-------- EXERCISE INPUT

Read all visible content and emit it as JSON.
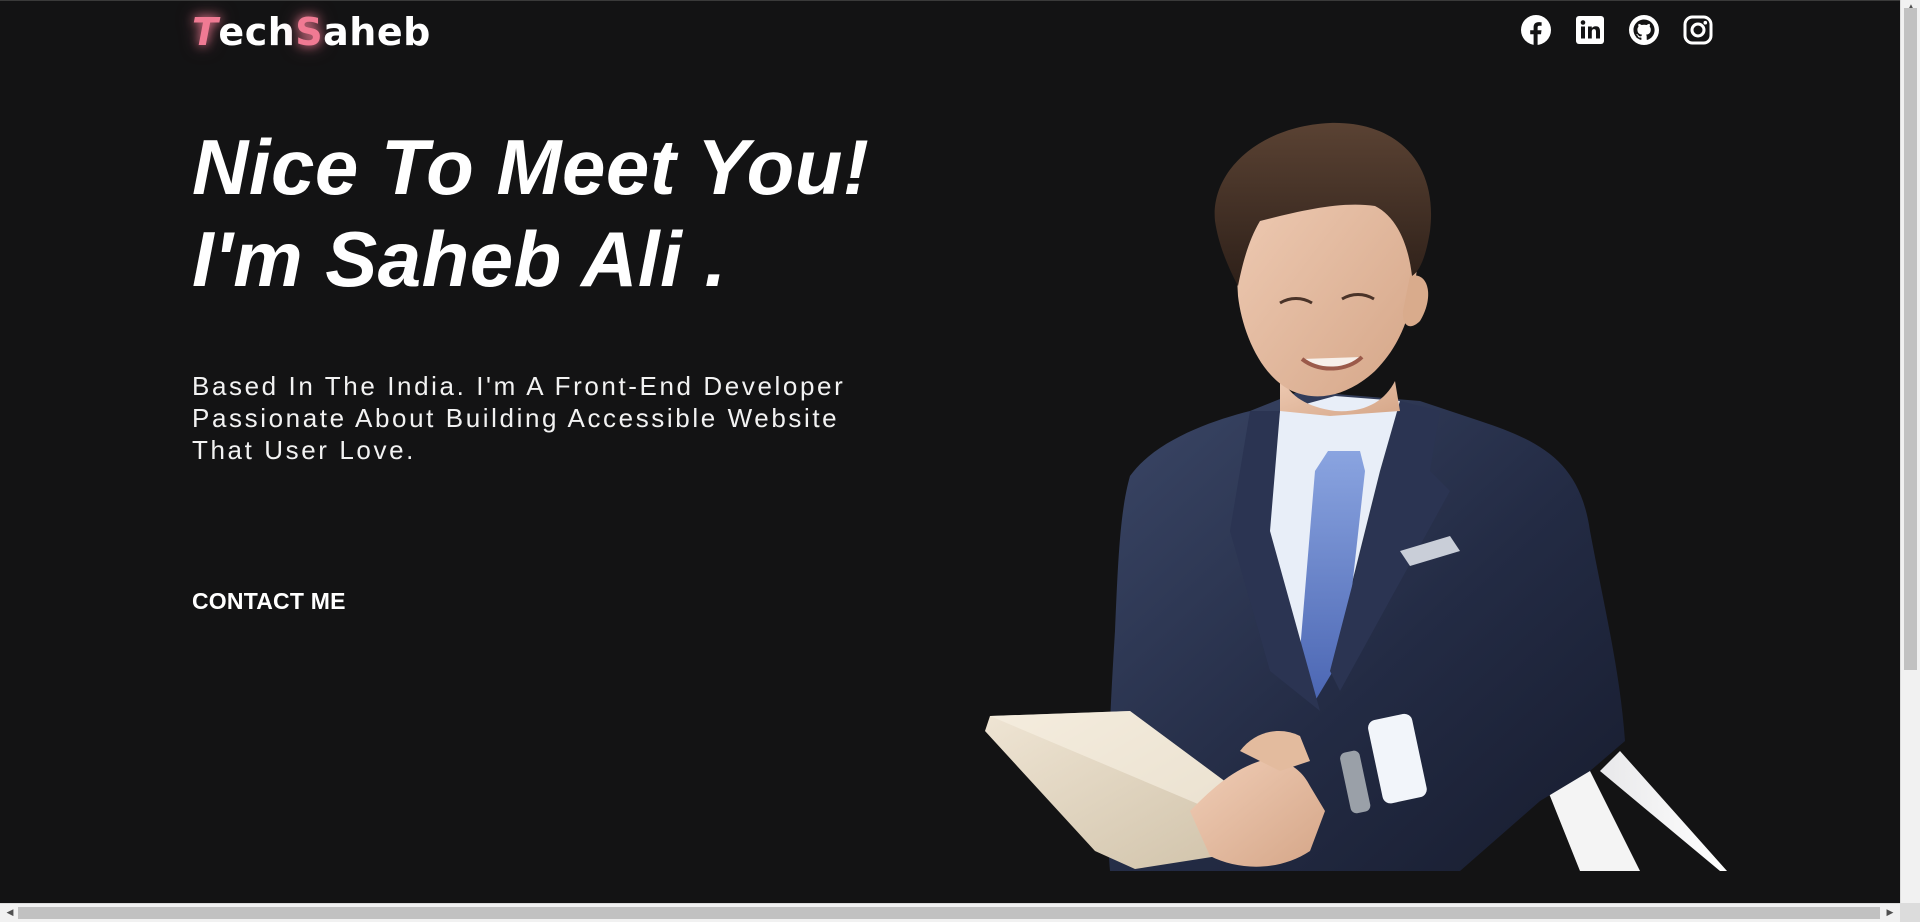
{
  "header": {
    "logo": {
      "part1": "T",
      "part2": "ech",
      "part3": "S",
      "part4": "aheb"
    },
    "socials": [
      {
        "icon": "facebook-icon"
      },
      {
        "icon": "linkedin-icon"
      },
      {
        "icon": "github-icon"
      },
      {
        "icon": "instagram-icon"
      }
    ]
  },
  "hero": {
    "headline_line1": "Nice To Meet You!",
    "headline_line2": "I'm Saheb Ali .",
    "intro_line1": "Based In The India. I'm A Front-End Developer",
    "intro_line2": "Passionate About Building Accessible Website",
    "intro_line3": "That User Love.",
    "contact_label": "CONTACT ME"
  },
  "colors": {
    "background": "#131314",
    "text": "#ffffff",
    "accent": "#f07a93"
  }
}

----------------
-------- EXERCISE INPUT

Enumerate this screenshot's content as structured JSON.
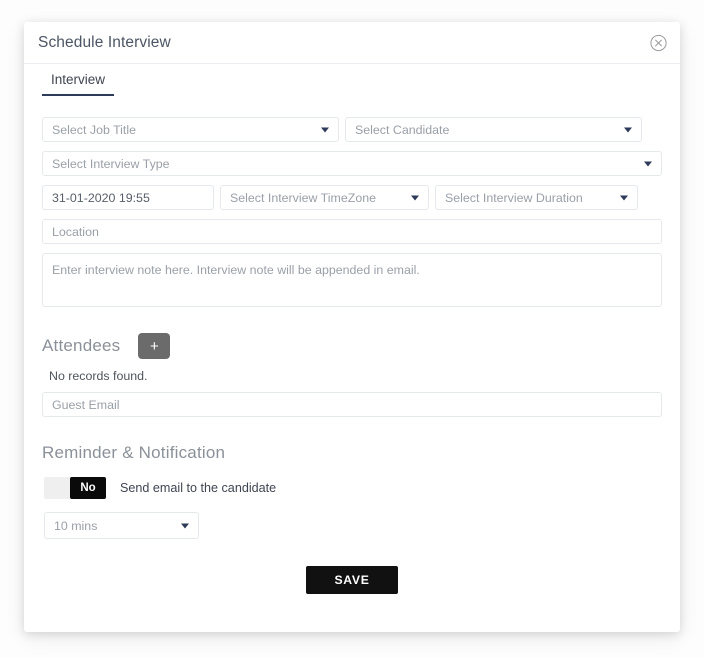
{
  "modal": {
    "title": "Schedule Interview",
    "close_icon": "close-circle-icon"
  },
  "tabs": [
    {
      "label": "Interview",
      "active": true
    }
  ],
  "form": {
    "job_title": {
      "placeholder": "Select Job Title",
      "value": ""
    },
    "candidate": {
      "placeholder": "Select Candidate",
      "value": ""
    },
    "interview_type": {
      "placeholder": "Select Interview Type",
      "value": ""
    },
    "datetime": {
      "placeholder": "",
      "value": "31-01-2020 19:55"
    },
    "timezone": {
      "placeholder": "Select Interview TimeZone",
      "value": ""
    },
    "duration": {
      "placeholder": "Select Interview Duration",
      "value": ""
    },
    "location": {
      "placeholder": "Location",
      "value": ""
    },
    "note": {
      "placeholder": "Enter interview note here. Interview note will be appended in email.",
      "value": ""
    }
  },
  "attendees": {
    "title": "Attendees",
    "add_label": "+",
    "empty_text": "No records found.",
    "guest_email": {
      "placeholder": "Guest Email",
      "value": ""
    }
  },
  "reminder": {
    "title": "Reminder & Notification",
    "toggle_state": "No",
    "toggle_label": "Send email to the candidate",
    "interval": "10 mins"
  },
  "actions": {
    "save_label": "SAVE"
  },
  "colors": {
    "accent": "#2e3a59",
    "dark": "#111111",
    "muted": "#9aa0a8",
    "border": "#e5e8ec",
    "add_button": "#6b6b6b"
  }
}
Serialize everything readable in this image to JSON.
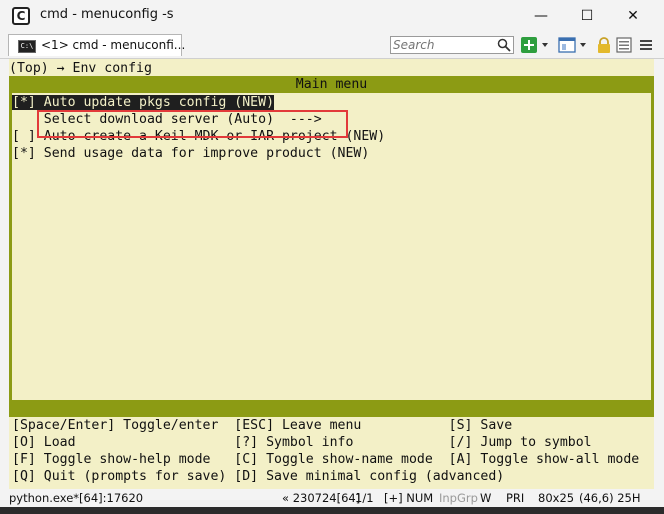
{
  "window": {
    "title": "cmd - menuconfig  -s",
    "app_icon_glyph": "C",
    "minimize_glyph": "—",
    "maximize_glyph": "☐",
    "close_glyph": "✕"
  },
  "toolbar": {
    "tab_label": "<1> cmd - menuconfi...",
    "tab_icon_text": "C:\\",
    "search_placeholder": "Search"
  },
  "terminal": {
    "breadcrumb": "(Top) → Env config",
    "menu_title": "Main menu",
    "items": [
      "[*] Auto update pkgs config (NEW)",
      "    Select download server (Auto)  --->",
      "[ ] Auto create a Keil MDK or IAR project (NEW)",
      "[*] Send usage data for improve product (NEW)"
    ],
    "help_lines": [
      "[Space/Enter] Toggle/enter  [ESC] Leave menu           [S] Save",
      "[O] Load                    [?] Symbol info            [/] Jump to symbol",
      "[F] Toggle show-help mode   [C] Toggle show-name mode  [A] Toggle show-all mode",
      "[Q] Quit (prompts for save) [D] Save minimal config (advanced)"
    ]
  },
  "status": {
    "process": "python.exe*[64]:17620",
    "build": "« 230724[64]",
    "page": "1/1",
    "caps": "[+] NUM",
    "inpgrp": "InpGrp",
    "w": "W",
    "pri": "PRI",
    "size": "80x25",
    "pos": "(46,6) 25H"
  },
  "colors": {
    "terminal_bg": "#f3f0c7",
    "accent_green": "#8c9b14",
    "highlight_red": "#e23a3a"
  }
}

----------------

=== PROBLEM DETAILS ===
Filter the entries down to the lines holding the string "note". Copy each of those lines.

=== RESPONSE ===
    "note": {
      "placeholder": "Enter interview note here. Interview note will be appended in email.",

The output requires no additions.